If they would have done it the books way there would be no funnels. I think that would have been better.
Honestly, I don't see what everyone's problem with this movie is. I remember when it came out that was the HOPE of all Titanic buffs. We wanted to see it rise from the ocean in one piece pretty much perfectly preserved. Which of course didn't happen. The fantasy aspect of it saves the movie. Plus I found the Cussler novel to be kinda boring actually. I personally liked how they rolled it all into a nutshell and forked it out as a story the way the movie did. It just didn't take the time to go into some of the detail that the book did. All in all, Raise the Titanic the movie is not so different from the book. Historically accurate, I give it about a 3 out of 5 just because of how well they did the model. The instrument finding was kinda stupid, since there wasn't a trumphet player on the Titanic. At least not in the first class orchestra. I guess it just depends on what you're looking for in RTT. I personally enjoy the film much more than the novel, but that's just my opinion. And we've all those!
I'm sorry but to say that the movie is "not so different from the book" is just not an accurate statement. You have all the suspense and drama taken out regarding the Russian spies in the salvage team, the hurricane and the Russians boarding the ship during it, and above all you have the different ending that is devoid of the "moral equivalence" handwringing about the impact of finding the byzanium. Plus, Cussler got his Titanic background information accurately, which the film was woefully deficient in.
The film's best parts are John Barry's score, and the FX are great too because they show us a visual representation of something we dreamed of seeing before 1985 but will never see. It's worth it for that, but as a film it was a tragic misfire.

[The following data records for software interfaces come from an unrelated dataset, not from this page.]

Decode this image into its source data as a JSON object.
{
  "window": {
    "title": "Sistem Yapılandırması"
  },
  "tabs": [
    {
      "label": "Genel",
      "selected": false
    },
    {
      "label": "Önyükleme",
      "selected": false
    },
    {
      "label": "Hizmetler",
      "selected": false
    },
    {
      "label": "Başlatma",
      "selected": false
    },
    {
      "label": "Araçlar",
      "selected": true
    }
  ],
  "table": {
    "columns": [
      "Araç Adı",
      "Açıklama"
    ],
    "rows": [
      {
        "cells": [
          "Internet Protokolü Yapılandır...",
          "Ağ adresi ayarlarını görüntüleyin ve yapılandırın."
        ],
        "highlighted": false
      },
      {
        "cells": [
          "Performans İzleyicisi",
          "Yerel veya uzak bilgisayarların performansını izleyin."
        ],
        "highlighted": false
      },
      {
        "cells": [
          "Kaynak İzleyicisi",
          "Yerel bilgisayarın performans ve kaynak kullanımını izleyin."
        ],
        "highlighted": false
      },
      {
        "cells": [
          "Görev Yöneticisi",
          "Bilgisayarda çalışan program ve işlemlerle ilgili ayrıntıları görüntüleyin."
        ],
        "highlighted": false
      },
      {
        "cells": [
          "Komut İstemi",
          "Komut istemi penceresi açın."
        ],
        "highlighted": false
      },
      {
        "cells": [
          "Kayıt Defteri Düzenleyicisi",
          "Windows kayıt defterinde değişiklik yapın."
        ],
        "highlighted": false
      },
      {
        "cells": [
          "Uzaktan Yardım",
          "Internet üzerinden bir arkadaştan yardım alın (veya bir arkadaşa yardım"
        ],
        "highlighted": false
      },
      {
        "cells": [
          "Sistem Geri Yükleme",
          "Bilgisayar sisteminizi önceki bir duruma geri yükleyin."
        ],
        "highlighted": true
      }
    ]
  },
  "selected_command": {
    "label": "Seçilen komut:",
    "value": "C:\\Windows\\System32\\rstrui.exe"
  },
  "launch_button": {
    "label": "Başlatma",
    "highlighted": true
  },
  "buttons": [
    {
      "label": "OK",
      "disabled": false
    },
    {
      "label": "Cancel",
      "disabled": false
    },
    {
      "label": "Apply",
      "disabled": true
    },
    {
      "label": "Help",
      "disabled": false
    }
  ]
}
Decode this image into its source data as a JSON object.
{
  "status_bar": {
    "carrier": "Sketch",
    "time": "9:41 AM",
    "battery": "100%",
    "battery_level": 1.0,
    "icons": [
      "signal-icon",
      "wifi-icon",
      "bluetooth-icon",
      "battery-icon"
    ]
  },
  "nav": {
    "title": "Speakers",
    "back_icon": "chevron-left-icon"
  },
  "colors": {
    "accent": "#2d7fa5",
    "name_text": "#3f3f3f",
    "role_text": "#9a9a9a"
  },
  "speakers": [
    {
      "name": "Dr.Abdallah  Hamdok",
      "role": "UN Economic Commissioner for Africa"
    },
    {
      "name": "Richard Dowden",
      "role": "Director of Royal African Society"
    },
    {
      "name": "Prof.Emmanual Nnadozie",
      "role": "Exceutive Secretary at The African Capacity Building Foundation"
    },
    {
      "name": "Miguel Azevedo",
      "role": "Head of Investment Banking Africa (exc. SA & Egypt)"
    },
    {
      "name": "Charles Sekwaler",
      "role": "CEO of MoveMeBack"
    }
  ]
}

Very true Eric. I forgot about the hurricane. The Russian part just never really kept me interested. But I was reading the booking going "Okay, when are we gonna get to the Titanic stuff". So like I said, it depends on what you're looking for in the book/film that helps form an opinion on the book and movie. BTW I agree with you 100% on the John Barry score. I just bought the soundtrack not too long ago and really enjoy listening to it as much as I can.
I thought the movie was kind of fun in the "'Wouldn't It Be Nice If ...' Department" until September 1, 1985. That's when we began to see the true state of things down there and a number of nagging old questions started getting answered. (I don't include the 2nd funnel or the cornet as "nagging old questions.")
As far as the actors, I watched it for Anne Archer, period. And even she had trouble with the "wormy on the hooky" line.